(Excerpts from an interface dataset)
*** Block opens ***

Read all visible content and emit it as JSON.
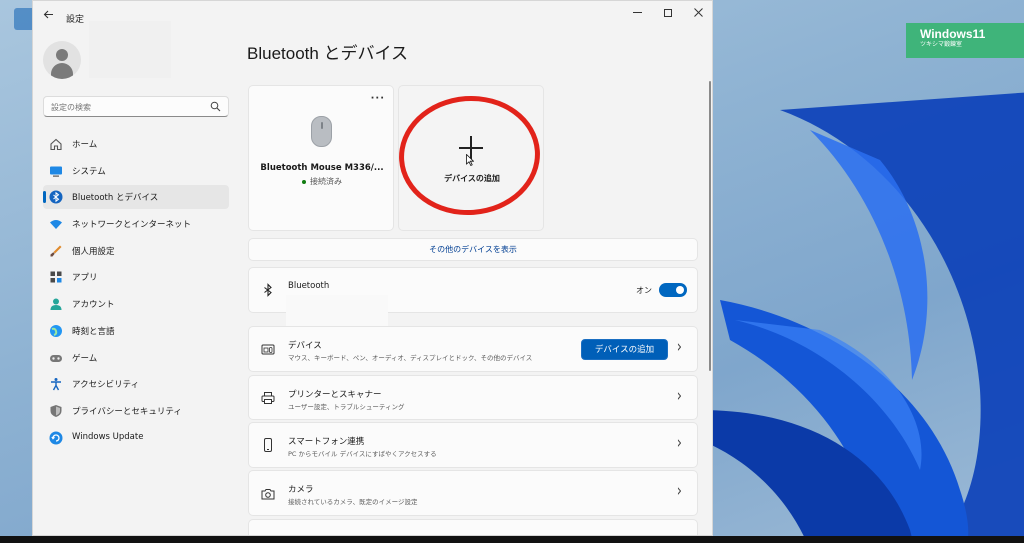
{
  "window": {
    "app_title": "設定",
    "back_icon": "arrow-left-icon",
    "controls": [
      "minimize-icon",
      "maximize-icon",
      "close-icon"
    ]
  },
  "watermark": {
    "title": "Windows11",
    "subtitle": "ツキシマ鍛錬室"
  },
  "sidebar": {
    "search_placeholder": "設定の検索",
    "items": [
      {
        "label": "ホーム",
        "icon": "home-icon",
        "active": false
      },
      {
        "label": "システム",
        "icon": "system-icon",
        "active": false
      },
      {
        "label": "Bluetooth とデバイス",
        "icon": "bluetooth-icon",
        "active": true
      },
      {
        "label": "ネットワークとインターネット",
        "icon": "wifi-icon",
        "active": false
      },
      {
        "label": "個人用設定",
        "icon": "brush-icon",
        "active": false
      },
      {
        "label": "アプリ",
        "icon": "apps-icon",
        "active": false
      },
      {
        "label": "アカウント",
        "icon": "account-icon",
        "active": false
      },
      {
        "label": "時刻と言語",
        "icon": "globe-icon",
        "active": false
      },
      {
        "label": "ゲーム",
        "icon": "gamepad-icon",
        "active": false
      },
      {
        "label": "アクセシビリティ",
        "icon": "accessibility-icon",
        "active": false
      },
      {
        "label": "プライバシーとセキュリティ",
        "icon": "shield-icon",
        "active": false
      },
      {
        "label": "Windows Update",
        "icon": "update-icon",
        "active": false
      }
    ]
  },
  "main": {
    "title": "Bluetooth とデバイス",
    "device_card": {
      "name": "Bluetooth Mouse M336/...",
      "status": "接続済み",
      "more": "···"
    },
    "add_card": {
      "label": "デバイスの追加"
    },
    "show_more": "その他のデバイスを表示",
    "bluetooth_row": {
      "title": "Bluetooth",
      "toggle_label": "オン",
      "toggle_on": true
    },
    "rows": [
      {
        "title": "デバイス",
        "sub": "マウス、キーボード、ペン、オーディオ、ディスプレイとドック、その他のデバイス",
        "button": "デバイスの追加",
        "icon": "devices-icon"
      },
      {
        "title": "プリンターとスキャナー",
        "sub": "ユーザー設定、トラブルシューティング",
        "icon": "printer-icon"
      },
      {
        "title": "スマートフォン連携",
        "sub": "PC からモバイル デバイスにすばやくアクセスする",
        "icon": "phone-icon"
      },
      {
        "title": "カメラ",
        "sub": "接続されているカメラ、既定のイメージ設定",
        "icon": "camera-icon"
      }
    ],
    "chevron": "›"
  },
  "colors": {
    "accent": "#0067c0",
    "annotation": "#e2231a",
    "watermark": "#3fb47a"
  }
}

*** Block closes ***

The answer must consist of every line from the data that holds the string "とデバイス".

:: Answer to this task ::
        "label": "Bluetooth とデバイス",
    "title": "Bluetooth とデバイス",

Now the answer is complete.